Should agents edit? Or just sell books and get out of the way?

The best books start here.

Tag: Submissions

Editing_Red_PenI have heard talk before of writers who not only prefer that their agents not weigh in on a manuscript, but actively discourage it. The agent’s job, these people feel, is to sell the book, to exploit the various rights associated with that book as thoroughly as possible. And weighing in on the story? Monkeying around with the structure? Fine-tuning the language? That is the job of the editor and the editor alone. Or so these writers feel. (I also heard that this was discussed briefly at the recent SCBWI national conference in Los Angeles, where Lin Oliver asked something to the effect of, “What if the writer doesn’t want to wait the months required to revise for you?”)

I can understand their position. And not just because I came up through the editorial side … [more]

Many of you know that I’m still relatively new to this whole agenting thing. In fact, last month I hit my one-year anniversary of being in the business (although I’d received an MA in Writing and been involved in the SCBWI before that), and next month I’ll hit one year since my first sale. After that, the milestones get a lot more boring: one year since my first conference, one year since that time I fell asleep and missed my stop on the subway, one year since writing this post about one-year anniversaries…

But I digress. A question that used to come up a lot when I would offer representation was, “Why should I go with a young and unproven agent?” Even though I’m not as green as I once was, the unproven vs. established … [more]

Ah, the question that plagues many of the authors poring over our submission guidelines page!

While I can’t speak for the other crows here at Upstart, I prefer to begin—very simply– at the beginning.

Reading the first twenty pages of your manuscript allows me to get acquainted with your story and your characters, and to get a sense of the vibe of your narrative. It’s tougher for me to do that if I’m jumping into your story at chapter twenty-seven.

So if you’re sitting out there in cyberspace, wringing your hands over which chapters to send, take heart! The bones of a truly great story will shine through, even if you think your opening chapter is a bit on the clunky side.

I’ll make a deal with you: I promise to approach your manuscript with … [more]
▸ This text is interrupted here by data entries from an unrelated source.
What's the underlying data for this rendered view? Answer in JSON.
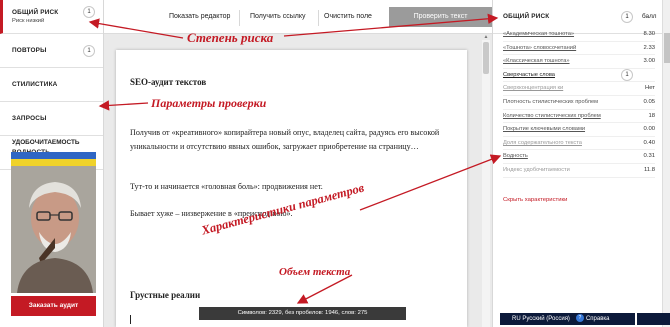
{
  "sidebar": {
    "items": [
      {
        "title": "ОБЩИЙ РИСК",
        "sub": "Риск низкий",
        "badge": "1"
      },
      {
        "title": "ПОВТОРЫ",
        "badge": "1"
      },
      {
        "title": "СТИЛИСТИКА"
      },
      {
        "title": "ЗАПРОСЫ"
      },
      {
        "title": "ВОДНОСТЬ"
      }
    ],
    "section_label": "УДОБОЧИТАЕМОСТЬ",
    "order_button": "Заказать аудит"
  },
  "toolbar": {
    "show_editor": "Показать редактор",
    "get_link": "Получить ссылку",
    "clear_field": "Очистить поле",
    "check_text": "Проверить текст"
  },
  "document": {
    "heading": "SEO-аудит текстов",
    "paragraph1": "Получив от «креативного» копирайтера новый опус, владелец сайта, радуясь его высокой уникальности и отсутствию явных ошибок, загружает приобретение на страницу…",
    "paragraph2": "Тут-то и начинается «головная боль»: продвижения нет.",
    "paragraph3": "Бывает хуже – низвержение в «преисподнюю».",
    "subheading": "Грустные реалии",
    "counter": "Символов: 2329, без пробелов: 1946, слов: 275"
  },
  "right_panel": {
    "title": "ОБЩИЙ РИСК",
    "badge": "1",
    "unit": "балл",
    "metrics": [
      {
        "name": "«Академическая тошнота»",
        "value": "8.30",
        "style": "link"
      },
      {
        "name": "«Тошнота» словосочетаний",
        "value": "2.33",
        "style": "link"
      },
      {
        "name": "«Классическая тошнота»",
        "value": "3.00",
        "style": "link"
      },
      {
        "name": "Сверхчастые слова",
        "value": "1",
        "style": "link dark",
        "badge": true
      },
      {
        "name": "Сверхконцентрация ки",
        "value": "Нет",
        "style": "link gray"
      },
      {
        "name": "Плотность стилистических проблем",
        "value": "0.05",
        "style": ""
      },
      {
        "name": "Количество стилистических проблем",
        "value": "18",
        "style": "link"
      },
      {
        "name": "Покрытие ключевыми словами",
        "value": "0.00",
        "style": "link"
      },
      {
        "name": "Доля содержательного текста",
        "value": "0.40",
        "style": "link gray"
      },
      {
        "name": "Водность",
        "value": "0.31",
        "style": "link"
      },
      {
        "name": "Индекс удобочитаемости",
        "value": "11.8",
        "style": "gray"
      }
    ],
    "hide_link": "Скрыть характеристики"
  },
  "taskbar": {
    "lang": "RU Русский (Россия)",
    "help": "Справка",
    "help_icon": "?"
  },
  "annotations": {
    "risk_degree": "Степень риска",
    "check_params": "Параметры проверки",
    "param_characteristics": "Характеристики параметров",
    "text_volume": "Объем текста"
  },
  "colors": {
    "accent": "#c41a24",
    "check_button": "#9b9b9b",
    "flag_blue": "#2f66c4",
    "flag_yellow": "#f0d22a"
  }
}
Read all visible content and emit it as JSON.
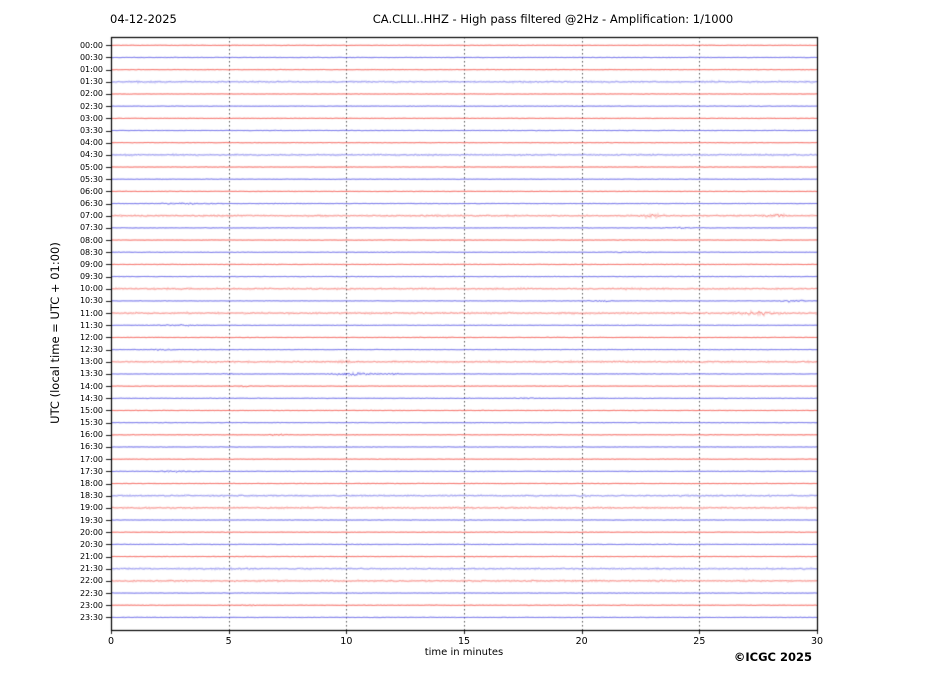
{
  "header": {
    "date": "04-12-2025",
    "title": "CA.CLLI..HHZ - High pass filtered @2Hz - Amplification: 1/1000"
  },
  "axes": {
    "ylabel": "UTC (local time = UTC + 01:00)",
    "xlabel": "time in minutes"
  },
  "footer": {
    "copyright": "©ICGC 2025"
  },
  "chart_data": {
    "type": "line",
    "subtype": "helicorder-drum-record",
    "station": "CA.CLLI..HHZ",
    "processing": "High pass filtered @2Hz",
    "amplification": "1/1000",
    "record_date": "04-12-2025",
    "title": "CA.CLLI..HHZ - High pass filtered @2Hz - Amplification: 1/1000",
    "xlabel": "time in minutes",
    "ylabel": "UTC (local time = UTC + 01:00)",
    "x_range": [
      0,
      30
    ],
    "x_ticks": [
      0,
      5,
      10,
      15,
      20,
      25,
      30
    ],
    "gridlines_x": [
      5,
      10,
      15,
      20,
      25
    ],
    "grid_style": "vertical dotted gray",
    "row_interval_minutes": 30,
    "trace_colors": {
      "red": "#f23a30",
      "blue": "#4343e2"
    },
    "grid_color": "#555555",
    "rows": [
      {
        "label": "00:00",
        "color": "red",
        "soft": false,
        "events": []
      },
      {
        "label": "00:30",
        "color": "blue",
        "soft": false,
        "events": []
      },
      {
        "label": "01:00",
        "color": "red",
        "soft": false,
        "events": []
      },
      {
        "label": "01:30",
        "color": "blue",
        "soft": true,
        "events": []
      },
      {
        "label": "02:00",
        "color": "red",
        "soft": false,
        "events": []
      },
      {
        "label": "02:30",
        "color": "blue",
        "soft": false,
        "events": []
      },
      {
        "label": "03:00",
        "color": "red",
        "soft": false,
        "events": []
      },
      {
        "label": "03:30",
        "color": "blue",
        "soft": false,
        "events": []
      },
      {
        "label": "04:00",
        "color": "red",
        "soft": false,
        "events": []
      },
      {
        "label": "04:30",
        "color": "blue",
        "soft": true,
        "events": []
      },
      {
        "label": "05:00",
        "color": "red",
        "soft": false,
        "events": []
      },
      {
        "label": "05:30",
        "color": "blue",
        "soft": false,
        "events": []
      },
      {
        "label": "06:00",
        "color": "red",
        "soft": false,
        "events": []
      },
      {
        "label": "06:30",
        "color": "blue",
        "soft": false,
        "events": [
          [
            3.3,
            2.6,
            1.0
          ]
        ]
      },
      {
        "label": "07:00",
        "color": "red",
        "soft": true,
        "events": [
          [
            23.0,
            0.9,
            2.0
          ],
          [
            28.3,
            0.9,
            2.0
          ]
        ]
      },
      {
        "label": "07:30",
        "color": "blue",
        "soft": false,
        "events": [
          [
            24.3,
            1.3,
            0.9
          ]
        ]
      },
      {
        "label": "08:00",
        "color": "red",
        "soft": false,
        "events": []
      },
      {
        "label": "08:30",
        "color": "blue",
        "soft": false,
        "events": [
          [
            22.2,
            1.5,
            0.7
          ]
        ]
      },
      {
        "label": "09:00",
        "color": "red",
        "soft": false,
        "events": []
      },
      {
        "label": "09:30",
        "color": "blue",
        "soft": false,
        "events": []
      },
      {
        "label": "10:00",
        "color": "red",
        "soft": true,
        "events": []
      },
      {
        "label": "10:30",
        "color": "blue",
        "soft": false,
        "events": [
          [
            20.9,
            0.7,
            1.0
          ],
          [
            29.0,
            1.1,
            1.5
          ]
        ]
      },
      {
        "label": "11:00",
        "color": "red",
        "soft": true,
        "events": [
          [
            27.5,
            1.7,
            2.0
          ]
        ]
      },
      {
        "label": "11:30",
        "color": "blue",
        "soft": false,
        "events": [
          [
            2.9,
            1.7,
            0.9
          ]
        ]
      },
      {
        "label": "12:00",
        "color": "red",
        "soft": false,
        "events": []
      },
      {
        "label": "12:30",
        "color": "blue",
        "soft": false,
        "events": [
          [
            2.2,
            1.1,
            1.1
          ]
        ]
      },
      {
        "label": "13:00",
        "color": "red",
        "soft": true,
        "events": [
          [
            10.0,
            0.6,
            0.9
          ]
        ]
      },
      {
        "label": "13:30",
        "color": "blue",
        "soft": false,
        "events": [
          [
            5.0,
            0.7,
            0.9
          ],
          [
            10.3,
            1.7,
            2.2
          ],
          [
            11.9,
            0.9,
            1.0
          ]
        ]
      },
      {
        "label": "14:00",
        "color": "red",
        "soft": false,
        "events": [
          [
            5.6,
            0.6,
            0.9
          ]
        ]
      },
      {
        "label": "14:30",
        "color": "blue",
        "soft": false,
        "events": [
          [
            17.8,
            0.9,
            0.7
          ]
        ]
      },
      {
        "label": "15:00",
        "color": "red",
        "soft": false,
        "events": []
      },
      {
        "label": "15:30",
        "color": "blue",
        "soft": false,
        "events": []
      },
      {
        "label": "16:00",
        "color": "red",
        "soft": false,
        "events": [
          [
            7.1,
            0.8,
            1.1
          ]
        ]
      },
      {
        "label": "16:30",
        "color": "blue",
        "soft": false,
        "events": []
      },
      {
        "label": "17:00",
        "color": "red",
        "soft": false,
        "events": []
      },
      {
        "label": "17:30",
        "color": "blue",
        "soft": false,
        "events": [
          [
            2.6,
            1.3,
            0.9
          ]
        ]
      },
      {
        "label": "18:00",
        "color": "red",
        "soft": false,
        "events": []
      },
      {
        "label": "18:30",
        "color": "blue",
        "soft": true,
        "events": []
      },
      {
        "label": "19:00",
        "color": "red",
        "soft": true,
        "events": []
      },
      {
        "label": "19:30",
        "color": "blue",
        "soft": false,
        "events": []
      },
      {
        "label": "20:00",
        "color": "red",
        "soft": false,
        "events": []
      },
      {
        "label": "20:30",
        "color": "blue",
        "soft": false,
        "events": []
      },
      {
        "label": "21:00",
        "color": "red",
        "soft": false,
        "events": []
      },
      {
        "label": "21:30",
        "color": "blue",
        "soft": true,
        "events": []
      },
      {
        "label": "22:00",
        "color": "red",
        "soft": true,
        "events": []
      },
      {
        "label": "22:30",
        "color": "blue",
        "soft": false,
        "events": []
      },
      {
        "label": "23:00",
        "color": "red",
        "soft": false,
        "events": [
          [
            5.9,
            0.6,
            0.8
          ]
        ]
      },
      {
        "label": "23:30",
        "color": "blue",
        "soft": false,
        "events": []
      }
    ]
  }
}
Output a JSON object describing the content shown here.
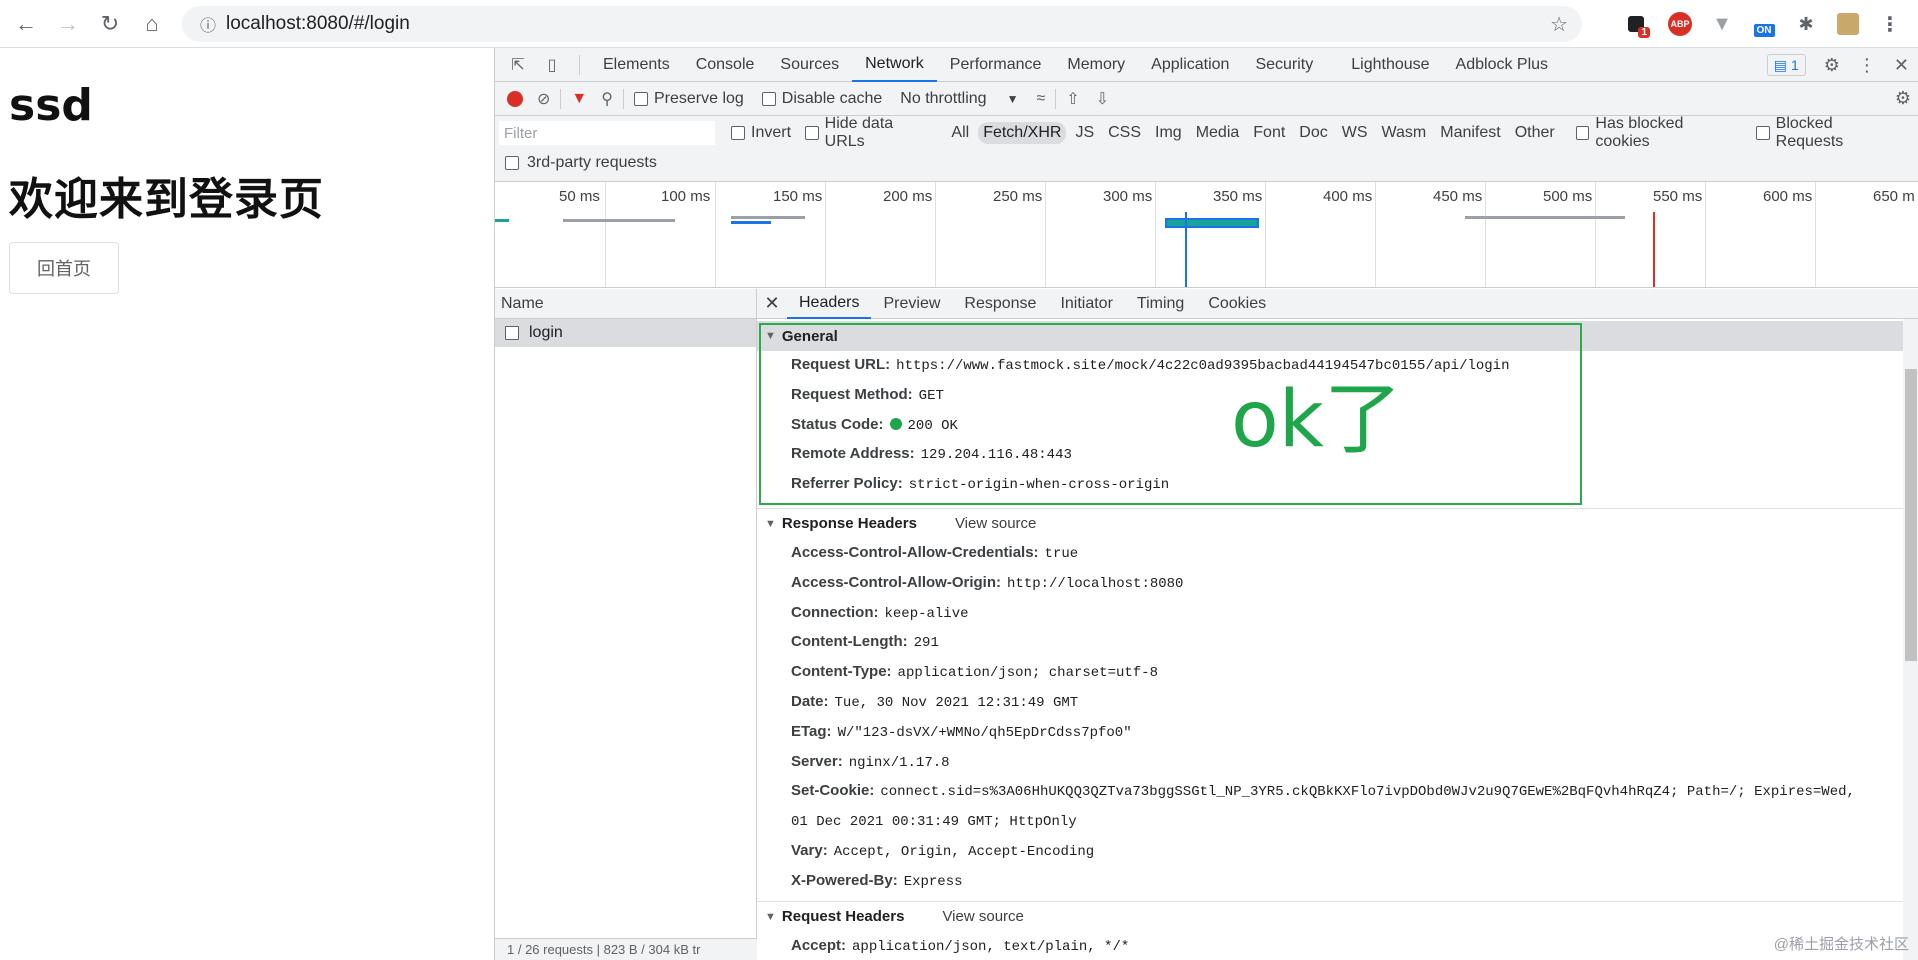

goldI see a lot of queries for manuscripts, but one sort of query drives me absolutely nuts. This kind of query is written with a barely contained e!x!c!i!t!e!m!e!n!t! about … not the story or the manuscript itself, but about the author’s fully envisioned marketing and merchandizing plan.

Yes, the writer informs me, there is this children’s book manuscript, but that is only the first step. Following quickly on the heels of publication—or maybe at the same time—will be the licensed video game, the bed sheets, the mugs, the T-shirts, the cocoa flavor, the branded colonic, the weekly sitcom, the Nike shoe endorsement, the star on the Hollywood Walk of Fame, and so much money and glory showering down upon the writer and—if I am wise enough to seize this opportunity—me, that we will … [more]

sammichThere used to be site called www.rejectioncollection.com where people would post their rejection letters. Sadly, it’s been taken down or the operators failed to pay their bills or some printer’s demon got loose and did its evil work. Regardless, it was sort of morbidly fascinating, and not just because I recognized so many of my rejections among the many posted there. (Usually I would read what I’d written and feel that pleasant burr of recognition of something you’ve put out into the world. Sad, but true.)

What I found most interesting about the site was how very wrong-headed it was. After each reproduced letter, the rejected author would answer a series of questions: How did receiving this rejection make you feel? and What bothered you most about this letter? As though a rejection letter is … [more]